Antimicrobial Stewardship in Australian Health Care 2018

This publication is designed to provide clinicians and managers working in all healthcare sectors with the evidence, expert guidance and tools they need to initiate and sustain AMS activities in a diverse range of practice settings – hospitals (public and private, metropolitan and rural), primary care and aged care homes.

Cover of the report showing a number of clinicians in different settings.

Downloads

Antimicrobial Stewardship in Australian Health Care 2018

Cover and acknowledgements

Summary

Chapter 1 - Evidence for antimicrobial stewardship

Chapter 2 - Establishing and sustaining an antimicrobial stewardship program

Chapter 3 - Strategies and tools for antimicrobial stewardship

Chapter 4 - Information technology to support antimicrobial stewardship

Chapter 5 - Antimicrobial stewardship education for clinicians

Chapter 6 - Measuring performance and evaluating antimicrobial stewardship programs

Chapter 7 - Involving consumers in antimicrobial stewardship

Chapter 8 - Role of infectious diseases service in antimicrobial stewardship

Chapter 9 - Role of the clinical microbiology service in antimicrobial stewardship

Chapter 10 - Role of prescribers in antimicrobial stewardship

Chapter 11 - Role of the pharmacist and pharmacy services in antimicrobial stewardship

Chapter 12 - Role of nurses, midwives and infection control practitioners in antimicrobial stewardship

Glossary

Accessibility - We aim to provide documents in an accessible format. If you're having problems using a document with your accessibility tools, please contact us for help.

Copyright - Unless stated otherwise, materials provided are covered by a Creative Commons Attribution-Non-Commercial-Share Alike (BY-NC-ND) 4.0 International License.

Description

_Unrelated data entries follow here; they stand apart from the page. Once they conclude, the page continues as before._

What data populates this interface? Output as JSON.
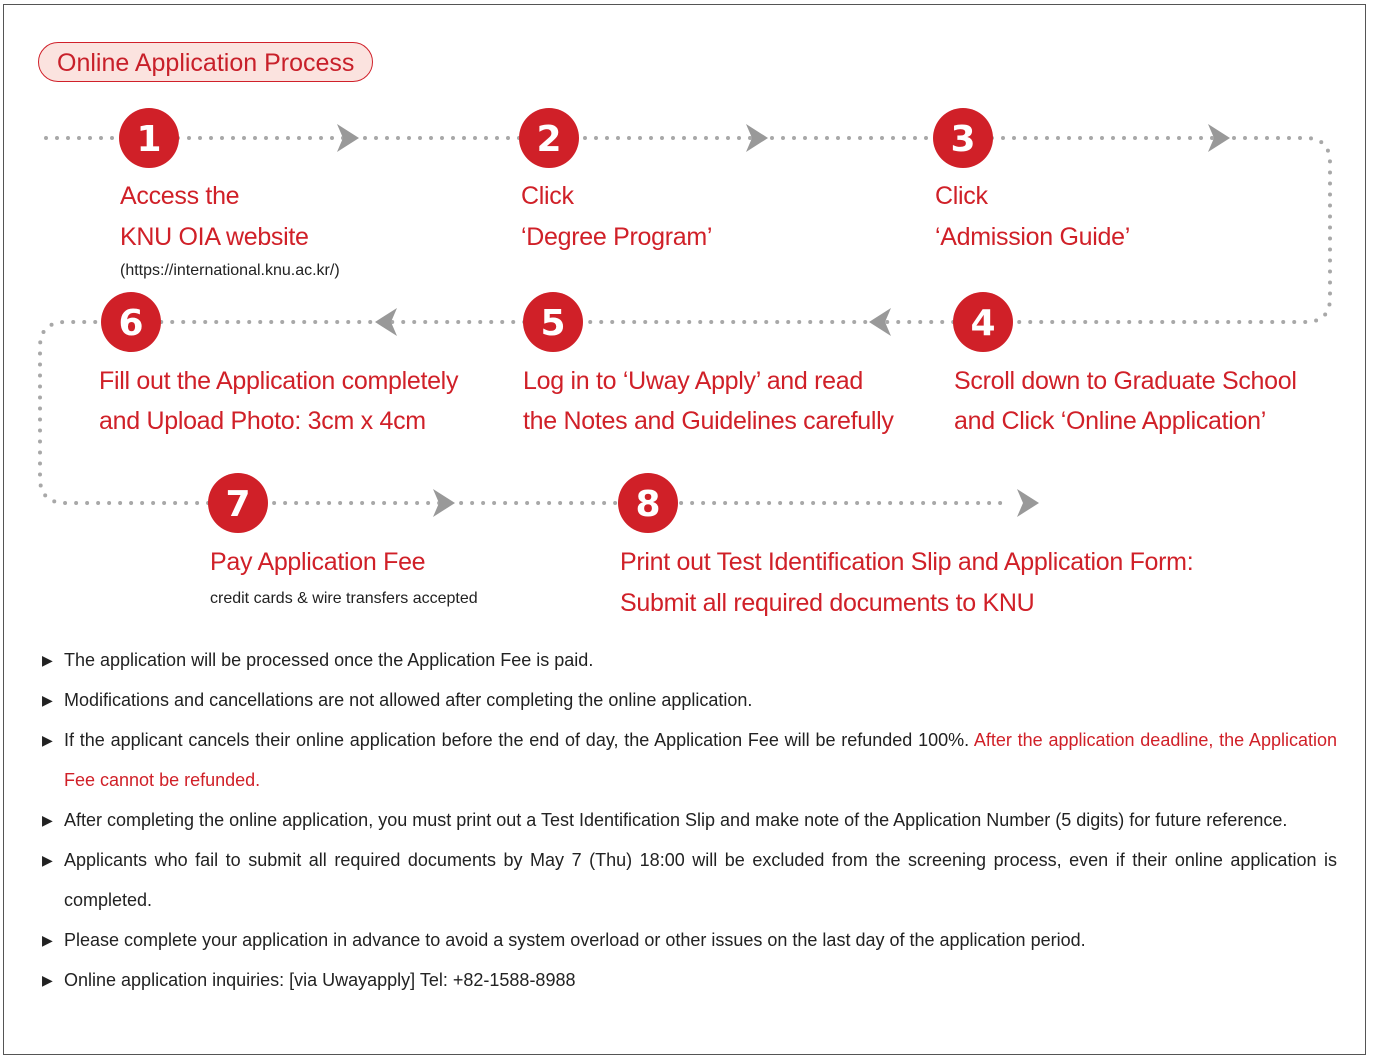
{
  "title": "Online Application Process",
  "steps": [
    {
      "number": "1",
      "line1": "Access the",
      "line2": "KNU OIA website",
      "sub": "(https://international.knu.ac.kr/)"
    },
    {
      "number": "2",
      "line1": "Click",
      "line2": "‘Degree Program’"
    },
    {
      "number": "3",
      "line1": "Click",
      "line2": "‘Admission Guide’"
    },
    {
      "number": "4",
      "line1": "Scroll down to Graduate School",
      "line2": "and Click ‘Online Application’"
    },
    {
      "number": "5",
      "line1": "Log in to ‘Uway Apply’ and read",
      "line2": "the Notes and Guidelines carefully"
    },
    {
      "number": "6",
      "line1": "Fill out the Application completely",
      "line2": "and Upload Photo: 3cm x 4cm"
    },
    {
      "number": "7",
      "line1": "Pay Application Fee",
      "sub": "credit cards & wire transfers accepted"
    },
    {
      "number": "8",
      "line1": "Print out Test Identification Slip and Application Form:",
      "line2": "Submit all required documents to KNU"
    }
  ],
  "notes": [
    {
      "text": "The application will be processed once the Application Fee is paid."
    },
    {
      "text": "Modifications and cancellations are not allowed after completing the online application."
    },
    {
      "text": "If the applicant cancels their online application before the end of day, the Application Fee will be refunded 100%. ",
      "highlight": "After the application deadline, the Application Fee cannot be refunded."
    },
    {
      "text": "After completing the online application, you must print out a Test Identification Slip and make note of the Application Number (5 digits) for future reference."
    },
    {
      "text": "Applicants who fail to submit all required documents by May 7 (Thu) 18:00 will be excluded from the screening process, even if their online application is completed."
    },
    {
      "text": "Please complete your application in advance to avoid a system overload or other issues on the last day of the application period."
    },
    {
      "text": "Online application inquiries: [via Uwayapply] Tel: +82-1588-8988"
    }
  ],
  "colors": {
    "accent": "#d02028",
    "pill_bg": "#fbe3df",
    "dots": "#a8a8a8"
  },
  "icons": {
    "bullet": "right-triangle-icon",
    "arrow": "chevron-arrow-icon"
  }
}
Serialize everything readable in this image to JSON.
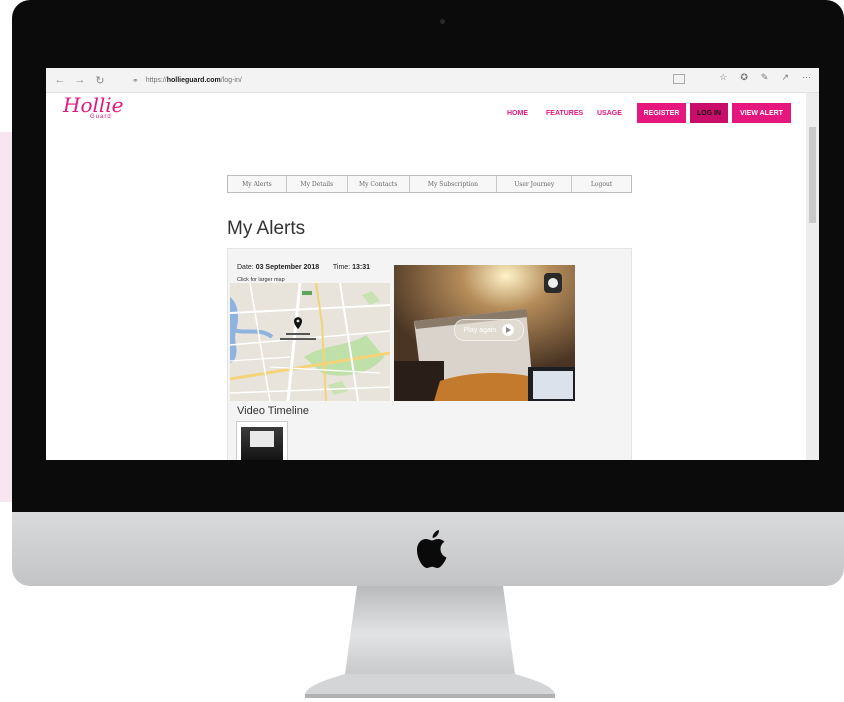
{
  "browser": {
    "url_prefix": "https://",
    "url_host": "hollieguard.com",
    "url_path": "/log-in/"
  },
  "site": {
    "logo": "Hollie",
    "logo_sub": "Guard",
    "nav": [
      "HOME",
      "FEATURES",
      "USAGE"
    ],
    "buttons": [
      "REGISTER",
      "LOG IN",
      "VIEW ALERT"
    ],
    "brand_color": "#e5167d"
  },
  "tabs": [
    "My Alerts",
    "My Details",
    "My Contacts",
    "My Subscription",
    "User Journey",
    "Logout"
  ],
  "page_title": "My Alerts",
  "alert": {
    "date_label": "Date:",
    "date_value": "03 September 2018",
    "time_label": "Time:",
    "time_value": "13:31",
    "map_hint": "Click for larger map",
    "play_label": "Play again",
    "timeline_label": "Video Timeline"
  }
}
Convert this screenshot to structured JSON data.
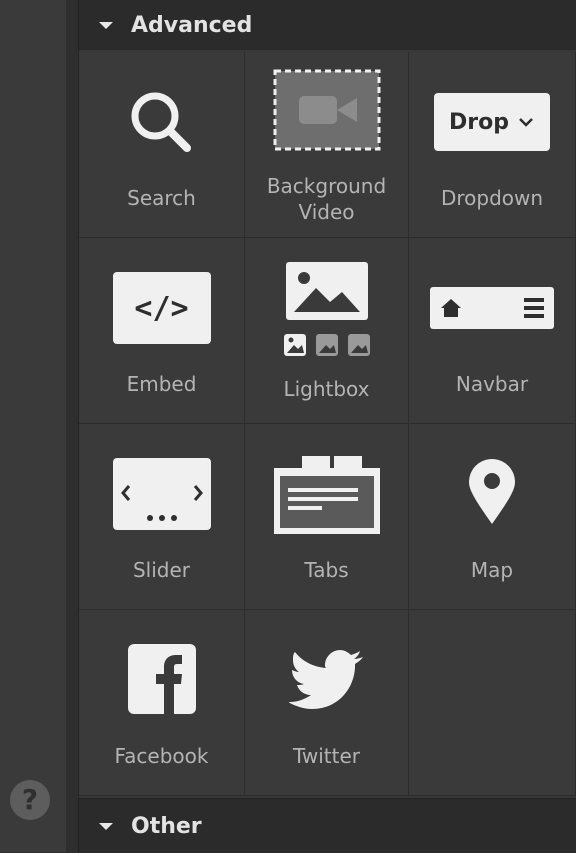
{
  "sections": {
    "advanced": {
      "label": "Advanced"
    },
    "other": {
      "label": "Other"
    }
  },
  "help": {
    "label": "?"
  },
  "elements": {
    "search": {
      "label": "Search",
      "icon": "search-icon"
    },
    "background_video": {
      "label": "Background\nVideo",
      "icon": "video-camera-icon"
    },
    "dropdown": {
      "label": "Dropdown",
      "icon": "dropdown-icon",
      "preview_text": "Drop"
    },
    "embed": {
      "label": "Embed",
      "icon": "code-icon",
      "preview_text": "</>"
    },
    "lightbox": {
      "label": "Lightbox",
      "icon": "image-gallery-icon"
    },
    "navbar": {
      "label": "Navbar",
      "icon": "navbar-icon"
    },
    "slider": {
      "label": "Slider",
      "icon": "slider-icon"
    },
    "tabs": {
      "label": "Tabs",
      "icon": "tabs-icon"
    },
    "map": {
      "label": "Map",
      "icon": "map-pin-icon"
    },
    "facebook": {
      "label": "Facebook",
      "icon": "facebook-icon"
    },
    "twitter": {
      "label": "Twitter",
      "icon": "twitter-icon"
    }
  },
  "colors": {
    "panel_bg": "#3a3a3a",
    "header_bg": "#2b2b2b",
    "icon_fill": "#f0f0f0",
    "label_text": "#b4b4b4"
  }
}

This publication describes the roles of those responsible for establishing and implementing AMS programs, as well as how prescribers, pharmacists, infection control practitioners, nurses and midwives can contribute to program success by incorporating AMS principles within their clinical practice. It summarises current evidence about AMS strategies and interventions, and their implementation, and each chapter begins with a summary of the key points relevant to the topic:

  • Chapters 1–7 provide strategies for implementing and sustaining AMS. These chapters include guidance on establishing and sustaining AMS programs, strategies and interventions that change prescribing behaviour, use of electronic clinical decision support systems, clinician education, monitoring of antimicrobial use and evaluation of program outcomes, and strategies for engaging consumers in AMS.
  • Chapters 8–12 examine the roles of the different clinicians in AMS. These chapters focus on the roles and responsibilities that clinicians can have in formal AMS programs, as well as how clinicians can incorporate AMS principles into their clinical practice. Chapters cover infectious diseases physicians; clinical microbiology services; prescribers; pharmacists; and nurses, midwives and infection control practitioners.

The publication will continue to evolve with additional chapters to follow that address AMS in specific settings such as primary care. As new resources become available, they will be added as hyperlinks to the resources section in each chapter or to the appendices.

Publication year
2018
Resource type
Publication, report or update